A Carry The Fallen 8.5 mile team hiking event was held Saturday at 8 a.m. at the Lions Club Park. Six members of the community marched for approximately three hours in below freezing cold to help end veteran suicide.
The event was a fundraiser for Active Heroes, an organization dedicated to helping active duty service members and veterans with post traumatic stress and suicidal thoughts, said Breeanna Eddings, the Killeen area team leader.
“What Active Heroes does, is it promotes suicide awareness and also promotes PTSD awareness in showing the community that you’re not alone. People do care,” said Eddings, an active duty Army sergeant with Headquarters and Headquarters Company, 3rd Engineer Battalion, 3rd Armored Brigade Combat Team, 1st Cavalry Division. “(Suicide is not something you have to do or need to do.”

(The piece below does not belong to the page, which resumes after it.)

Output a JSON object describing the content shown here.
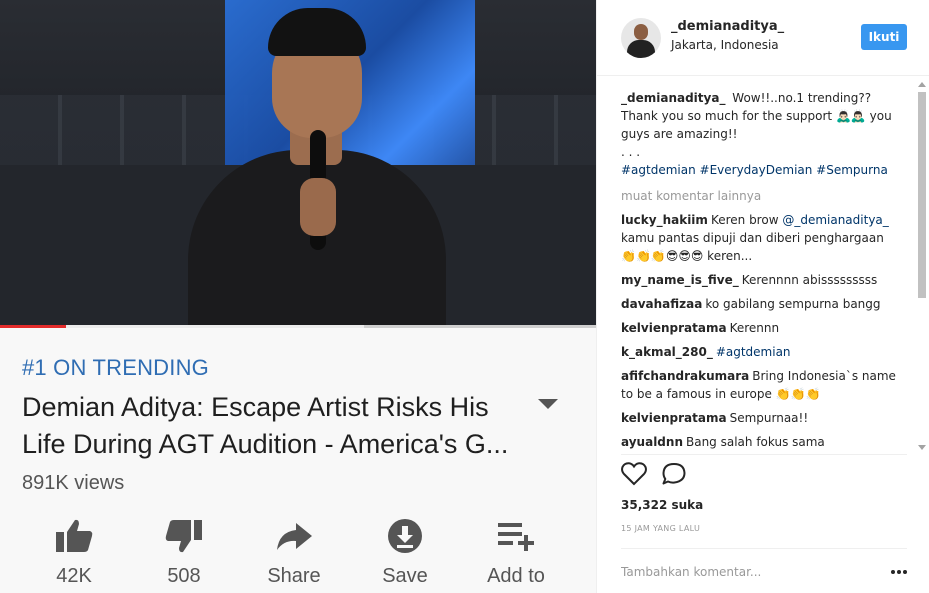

Some participants in the free event carried weights in their ruck sacks to symbolize the emotional weight that many veterans carry after war, Eddings said.
“With the rucks, we’re showing that there’s camaraderie. There’s people you can turn to. You have purpose,” Eddings said.
She added that everyone involved worked together as a team regardless of individual pace.
“We’re as fast as our slowest person. You never leave someone behind,” Eddings said. “During events like this, the ones who do come out (to participate) spread the word that there’s this great organization who can help you.”
Active Heroes, which has peer mentors throughout the country, is working towards reducing veteran suicides through free programs to help heal post traumatic stress disorder.
The organization has a community center in Kentucky, and plans to expand nationwide.
For Heather Gulich, a veteran living in Killeen, the event was the least she could do for the friend she lost to suicide two years ago.
“I’m out here for Travis Burnside. He is my friend, and he was my soldier,” she said. “It is still devastating two years later that he chose to do what he did, and I would not be anywhere else.”
Gulich pulled photos of Travis from her pocket to share with her fellow walkers, reflecting on memories of her friend.
“He’s the only other person who would go ice skating with me,” she said, her voice choked with emotion.
“Part of my nursing rotation was at a Veterans Affairs hospital that had a program specifically for PTSD treatment,” said Trina Smalley, a neonatal intensive care nurse on Fort Hood. “And that kind of spiked my interest. And then recently a friend of mine was just medically discharged, and he’s battling PTSD.”
When asked what emotions she was feeling as she marched, she said it was hard to describe how she was feeling.
“It’s just hope that the stigma will be removed from (veteran suicide). And that we can do something for people that don’t know what to do,” Smalley said.